Today we’d like to introduce you to Karen Rizzo.
Hi Karen, thanks for sharing your story with us. To start, maybe you can tell our readers some of your backstory.
I love road trips. Always have, ever since my mother would toss my brother and me in the back seat of our family car and take off for one of her “hikes,” as she called those long hauls to other cities or faraway diners. As soon as I could drive, I took my own road trips. In retrospect, I can safely say that my whole life has been like a road trip—one where I haven’t had a clue to my destination…until my arrival. Twenty-five years ago, I was in New York, pursuing an acting career and writing things I could perform. One day, my then-boyfriend (current husband) inherited an old Plymouth Gran Fury. We were living in Brooklyn and the car’s battery kept getting stolen from under the hood—which meant we couldn’t move the car across the street for alternate side of the street parking, which meant that the damn thing kept getting ticketed. We both felt we needed a change of pace, so we thought: Let’s drive across the country and stay in LA a few months. Destination change. Here in L.A. I was totally disoriented—literally and figuratively. My driving mantra was: The mountains are north, the mountains are north, the mountains are north. We sold the Fury to a demolition derby driver, who painted it canary yellow and invited spectators to demo it with sledgehammers. Then we bought a pickup and I learned to drive stick shift in the parking lot of Dodger Stadium.

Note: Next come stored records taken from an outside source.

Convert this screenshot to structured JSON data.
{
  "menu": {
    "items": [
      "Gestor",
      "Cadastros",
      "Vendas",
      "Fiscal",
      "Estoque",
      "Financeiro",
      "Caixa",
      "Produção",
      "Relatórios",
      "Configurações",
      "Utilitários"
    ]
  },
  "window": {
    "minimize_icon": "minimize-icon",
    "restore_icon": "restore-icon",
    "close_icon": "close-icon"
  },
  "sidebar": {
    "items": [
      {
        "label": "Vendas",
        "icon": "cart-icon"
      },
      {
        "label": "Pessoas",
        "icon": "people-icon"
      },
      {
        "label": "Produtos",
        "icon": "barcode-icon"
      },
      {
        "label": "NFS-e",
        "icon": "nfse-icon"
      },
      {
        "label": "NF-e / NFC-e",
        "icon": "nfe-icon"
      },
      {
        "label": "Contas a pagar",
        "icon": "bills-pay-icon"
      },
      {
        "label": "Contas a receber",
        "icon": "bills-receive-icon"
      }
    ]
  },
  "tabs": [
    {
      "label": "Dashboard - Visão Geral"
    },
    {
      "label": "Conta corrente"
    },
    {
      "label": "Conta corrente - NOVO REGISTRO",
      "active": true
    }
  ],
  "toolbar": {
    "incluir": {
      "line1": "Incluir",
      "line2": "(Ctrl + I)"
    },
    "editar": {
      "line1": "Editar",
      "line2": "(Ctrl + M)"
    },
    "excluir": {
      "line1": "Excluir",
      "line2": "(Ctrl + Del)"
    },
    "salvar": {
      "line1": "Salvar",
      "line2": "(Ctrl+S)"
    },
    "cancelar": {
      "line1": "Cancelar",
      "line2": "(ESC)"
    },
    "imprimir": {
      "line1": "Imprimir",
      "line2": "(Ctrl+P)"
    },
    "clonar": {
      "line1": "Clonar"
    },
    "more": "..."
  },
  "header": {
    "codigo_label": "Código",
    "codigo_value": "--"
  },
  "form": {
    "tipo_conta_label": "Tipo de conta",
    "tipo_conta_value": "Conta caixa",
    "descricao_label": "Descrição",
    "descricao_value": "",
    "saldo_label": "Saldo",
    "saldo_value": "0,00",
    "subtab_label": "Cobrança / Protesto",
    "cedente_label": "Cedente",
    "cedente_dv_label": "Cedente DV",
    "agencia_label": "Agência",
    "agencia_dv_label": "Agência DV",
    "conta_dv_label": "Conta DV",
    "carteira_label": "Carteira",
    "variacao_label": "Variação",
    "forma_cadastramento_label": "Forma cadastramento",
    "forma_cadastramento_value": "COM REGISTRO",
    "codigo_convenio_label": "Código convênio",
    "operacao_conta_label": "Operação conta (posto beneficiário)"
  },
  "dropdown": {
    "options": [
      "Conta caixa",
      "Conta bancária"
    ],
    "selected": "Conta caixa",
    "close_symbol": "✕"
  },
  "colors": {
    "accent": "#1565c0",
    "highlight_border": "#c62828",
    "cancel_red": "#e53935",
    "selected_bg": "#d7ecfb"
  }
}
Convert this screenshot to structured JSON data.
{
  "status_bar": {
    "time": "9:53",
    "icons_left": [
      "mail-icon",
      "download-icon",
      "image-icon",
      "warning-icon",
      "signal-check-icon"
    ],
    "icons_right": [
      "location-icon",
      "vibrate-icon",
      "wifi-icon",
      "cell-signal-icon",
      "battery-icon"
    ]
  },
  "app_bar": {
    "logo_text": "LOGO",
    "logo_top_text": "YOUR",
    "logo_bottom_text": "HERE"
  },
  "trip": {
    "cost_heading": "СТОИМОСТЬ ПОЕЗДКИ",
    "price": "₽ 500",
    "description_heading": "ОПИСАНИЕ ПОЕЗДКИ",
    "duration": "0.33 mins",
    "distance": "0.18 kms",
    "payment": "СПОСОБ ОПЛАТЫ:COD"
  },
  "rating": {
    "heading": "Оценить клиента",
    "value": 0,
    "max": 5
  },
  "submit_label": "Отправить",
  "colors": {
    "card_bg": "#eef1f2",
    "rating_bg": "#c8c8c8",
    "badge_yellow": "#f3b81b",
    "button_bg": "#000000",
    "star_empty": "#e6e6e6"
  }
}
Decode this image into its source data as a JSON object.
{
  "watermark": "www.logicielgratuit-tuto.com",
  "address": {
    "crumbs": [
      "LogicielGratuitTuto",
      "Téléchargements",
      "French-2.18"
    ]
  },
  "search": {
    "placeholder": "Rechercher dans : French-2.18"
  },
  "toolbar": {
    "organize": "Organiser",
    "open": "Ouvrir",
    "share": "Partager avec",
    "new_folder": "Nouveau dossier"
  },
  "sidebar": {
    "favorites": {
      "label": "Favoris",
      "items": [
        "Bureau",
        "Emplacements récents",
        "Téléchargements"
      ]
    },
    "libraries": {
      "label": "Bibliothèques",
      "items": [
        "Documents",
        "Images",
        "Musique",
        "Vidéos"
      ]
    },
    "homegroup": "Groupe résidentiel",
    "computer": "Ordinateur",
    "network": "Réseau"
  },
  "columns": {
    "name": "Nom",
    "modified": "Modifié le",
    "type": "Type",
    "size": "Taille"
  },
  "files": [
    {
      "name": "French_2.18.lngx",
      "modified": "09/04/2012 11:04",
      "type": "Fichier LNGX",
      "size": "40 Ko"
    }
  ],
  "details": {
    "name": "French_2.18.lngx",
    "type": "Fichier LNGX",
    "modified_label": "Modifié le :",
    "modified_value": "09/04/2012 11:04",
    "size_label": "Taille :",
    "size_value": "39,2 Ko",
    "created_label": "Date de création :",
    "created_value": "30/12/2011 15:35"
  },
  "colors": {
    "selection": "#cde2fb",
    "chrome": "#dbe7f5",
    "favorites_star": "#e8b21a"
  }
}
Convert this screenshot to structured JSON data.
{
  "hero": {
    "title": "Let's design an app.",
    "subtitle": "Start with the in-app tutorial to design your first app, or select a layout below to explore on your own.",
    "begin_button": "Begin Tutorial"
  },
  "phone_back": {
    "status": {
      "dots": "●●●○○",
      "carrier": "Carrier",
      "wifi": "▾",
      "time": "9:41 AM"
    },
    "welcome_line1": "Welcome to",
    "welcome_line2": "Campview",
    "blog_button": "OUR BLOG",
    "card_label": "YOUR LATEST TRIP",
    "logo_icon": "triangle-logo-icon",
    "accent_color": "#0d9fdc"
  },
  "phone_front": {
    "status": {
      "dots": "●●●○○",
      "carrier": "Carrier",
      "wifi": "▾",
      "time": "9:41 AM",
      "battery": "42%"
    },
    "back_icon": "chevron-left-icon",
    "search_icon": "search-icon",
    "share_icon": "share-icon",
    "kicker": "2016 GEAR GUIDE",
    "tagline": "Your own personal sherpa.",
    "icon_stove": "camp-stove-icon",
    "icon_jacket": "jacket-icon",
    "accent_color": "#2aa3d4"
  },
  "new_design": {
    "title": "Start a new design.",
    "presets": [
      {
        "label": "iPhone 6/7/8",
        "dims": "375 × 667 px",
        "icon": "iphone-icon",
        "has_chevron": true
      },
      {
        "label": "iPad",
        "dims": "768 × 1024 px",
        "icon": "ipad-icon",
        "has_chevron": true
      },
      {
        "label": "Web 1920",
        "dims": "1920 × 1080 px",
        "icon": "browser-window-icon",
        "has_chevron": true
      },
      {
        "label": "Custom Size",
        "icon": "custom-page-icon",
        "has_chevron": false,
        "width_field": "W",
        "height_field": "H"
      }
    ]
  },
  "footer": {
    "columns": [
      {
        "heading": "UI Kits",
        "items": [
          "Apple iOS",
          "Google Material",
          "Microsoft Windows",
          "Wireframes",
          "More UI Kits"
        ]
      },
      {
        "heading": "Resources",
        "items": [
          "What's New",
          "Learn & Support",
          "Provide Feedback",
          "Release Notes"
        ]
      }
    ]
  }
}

A couple of years and several destination changes later—including gigs in a Hollywood Japanese restaurant and a couture clothing shop (daily wearing the designer’s requisite skin-tight, long-sleeved “tropical wool” dress—I’m here to tell you that tropical wool should not be a thing in L.A. summers) a brief stint managing the wardrobe budget of a major motion picture (and, no, I had no prior experience in accounting, aside from the illegal bookkeeping I did for a Chinese Restaurant when I was nineteen), and a job subtitling Warner Bros. cartoons—a story of mine was published in a book of women’s humor. Destination change. The boyfriend became the husband and we moved to Highland Park (in 1998). My son, Drake, was born soon after, and then my daughter, August. My writing became more about them and me-as-a-mom. Along the way, I wrote essays for newspapers and magazines, mostly about life in L.A., one of which morphed into a book. I hosted a long-running story-telling event, did some teaching, published another book about a social media crazed L.A. mom, and wrote a play for a theatre here about a Mt. Washington dinner party gone horribly wrong. One thing seemed to lead to a…left turn where I imagined a right, a pit stop or detour when I thought the route was straight ahead. How did I get to where I am today? Well, my answer today is different than it might have been, say, a year and two weeks ago.
March 15, 2020, my world—and pretty much everyone else’s—took a frighteningly surreal turn. So, as to how I got to where I am, I’m pretty sure I wouldn’t be enjoying this current level of sanity if it weren’t for my family. My son was sent home from his college to finish remotely, my daughter ended high school on Zoom, and my husband’s acting gigs dried up. In this past year, I’ve learned more about them and myself than I could ever have thought possible. It’s been like a walking (running, crashing) meditation on patience, understanding, love, and finding humor in 1200 feet of living space split amongst four adults and an excruciatingly needy 75-pound Shepherd-husky mix.
I’m sure you wouldn’t say it’s been obstacle free, but so far would you say the journey have been a fairly smooth road?
As of this moment, I have to say I’m proudest of my kids—how gracefully they’ve handled this whole year, how they’ve questioned the status quo, and how open they’ve been to conversations about everything under the sun. From fairly early ages, they’ve been aware of the financial challenges we’ve weathered during lulls in our freelance careers. Which brings me to the question of my biggest struggles: Balancing work with motherhood, maintaining some sort of artistic life, finding time to nurture relationships, striving to be my best self…you know, all the nuts and bolts stuff of living.
Appreciate you sharing that. What else should we know about what you do?
Of late, you can read one of my stories in the recently published collection of New York Times Tiny Love Stories. Early this month, my family and I and a friend shot a short film I co-wrote—featuring my daughter and husband, sound by my son, craft services by moi, and the young adult novel I finished right Before the Pandemic—Will time now be marked BP and AP?—is finally finding its way into the hands of an editor or two. Could be a destination change in the works. We’ll see. Oh, yeah, and I still love road trips. Anyway… “It’s not the destination, it’s the journey.” –Ralph Waldo Emerson
- Instagram: @karenrizzorizzo